Cornwall is surrounded on water by three sides, fractured from Devon by the length of the Tamar. No where in Cornwall is further than 17 miles from the sea. Those who weren’t mining were making their living fishing, and throughout history Cornwall’s waters have been important to its status as a global trading port, enabling the export of its world-class ores despite the relative difficulty of accessing much of the county by land. Cornwall has been, and continues to be, shaped by its seas, and this paper explores the importance of the seascape to Cornish culture, identity, and history. In the nineteenth century in particular Cornwall was infamous for its number of shipwrecks, and the seas that gave so generously were alternately imagined as places of death, fear and violence. This tension between Cornwall’s reliance on and fear of its waters led to an abundance of strange tales of maritime disaster, deep sea monsters, and haunted coasts. We will explore the folklore – and folkhorror – of Cornish seas, from biting mermaids to phantom ships gliding across the moors.

Joan Passey Bio
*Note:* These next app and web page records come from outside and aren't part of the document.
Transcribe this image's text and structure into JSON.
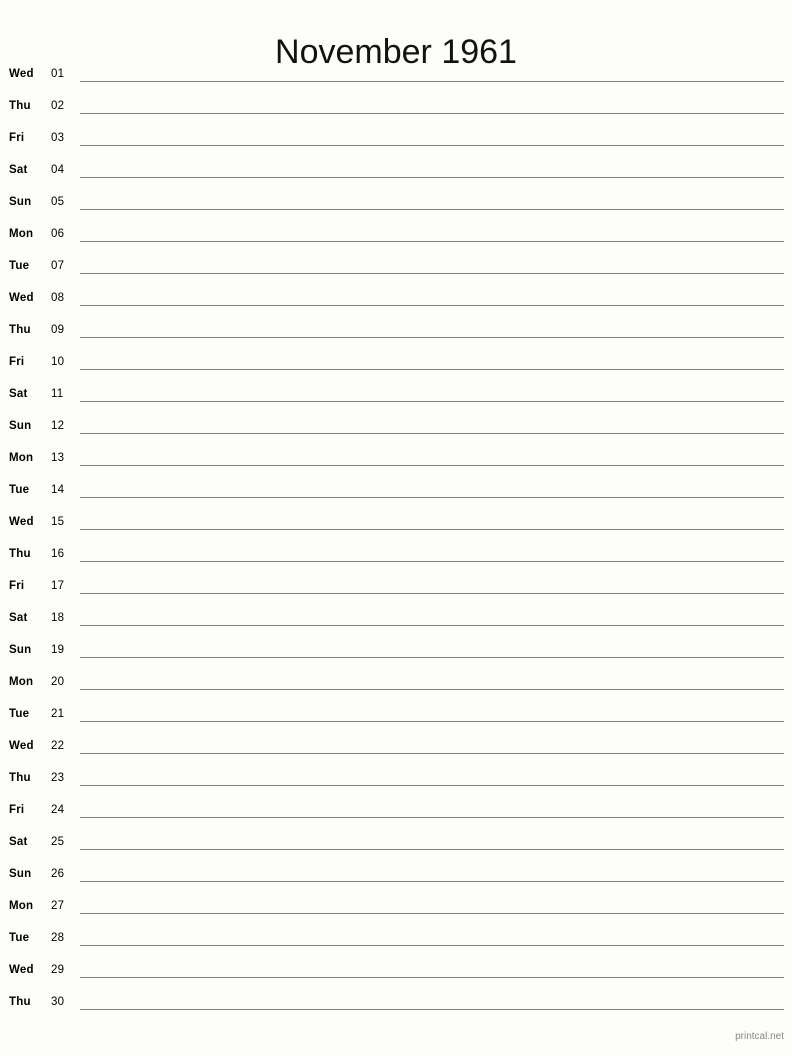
{
  "page": {
    "title": "November 1961",
    "background_color": "#fdfdfa",
    "rule_color": "#808080",
    "text_color": "#000000"
  },
  "footer": {
    "credit": "printcal.net",
    "color": "#888888"
  },
  "calendar": {
    "month": "November",
    "year": "1961",
    "days_in_month": 30,
    "first_weekday": "Wed",
    "rows": [
      {
        "weekday": "Wed",
        "number": "01"
      },
      {
        "weekday": "Thu",
        "number": "02"
      },
      {
        "weekday": "Fri",
        "number": "03"
      },
      {
        "weekday": "Sat",
        "number": "04"
      },
      {
        "weekday": "Sun",
        "number": "05"
      },
      {
        "weekday": "Mon",
        "number": "06"
      },
      {
        "weekday": "Tue",
        "number": "07"
      },
      {
        "weekday": "Wed",
        "number": "08"
      },
      {
        "weekday": "Thu",
        "number": "09"
      },
      {
        "weekday": "Fri",
        "number": "10"
      },
      {
        "weekday": "Sat",
        "number": "11"
      },
      {
        "weekday": "Sun",
        "number": "12"
      },
      {
        "weekday": "Mon",
        "number": "13"
      },
      {
        "weekday": "Tue",
        "number": "14"
      },
      {
        "weekday": "Wed",
        "number": "15"
      },
      {
        "weekday": "Thu",
        "number": "16"
      },
      {
        "weekday": "Fri",
        "number": "17"
      },
      {
        "weekday": "Sat",
        "number": "18"
      },
      {
        "weekday": "Sun",
        "number": "19"
      },
      {
        "weekday": "Mon",
        "number": "20"
      },
      {
        "weekday": "Tue",
        "number": "21"
      },
      {
        "weekday": "Wed",
        "number": "22"
      },
      {
        "weekday": "Thu",
        "number": "23"
      },
      {
        "weekday": "Fri",
        "number": "24"
      },
      {
        "weekday": "Sat",
        "number": "25"
      },
      {
        "weekday": "Sun",
        "number": "26"
      },
      {
        "weekday": "Mon",
        "number": "27"
      },
      {
        "weekday": "Tue",
        "number": "28"
      },
      {
        "weekday": "Wed",
        "number": "29"
      },
      {
        "weekday": "Thu",
        "number": "30"
      }
    ]
  }
}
Joan Passey is a lecturer in English at the University of Bristol. She completed her PhD on Victorian Gothic Cornwall in 2020 at the University of Exeter and her monograph, Cornish Gothic, is upcoming with University of Wales Press. She has released an anthology, Cornish Horrors: Tales of the Land’s End with the British Library’s Tales of the Weird series and has spoken on BBC Radio 3 about haunted shores and nineteenth-century Cornwall. She has additionally published on Ann Radcliffe, Wilkie Collins, and Shirley Jackson, and is co-founder of the Haunted Shores Network. Please feel free to contact her on [email protected], @JoanPassey or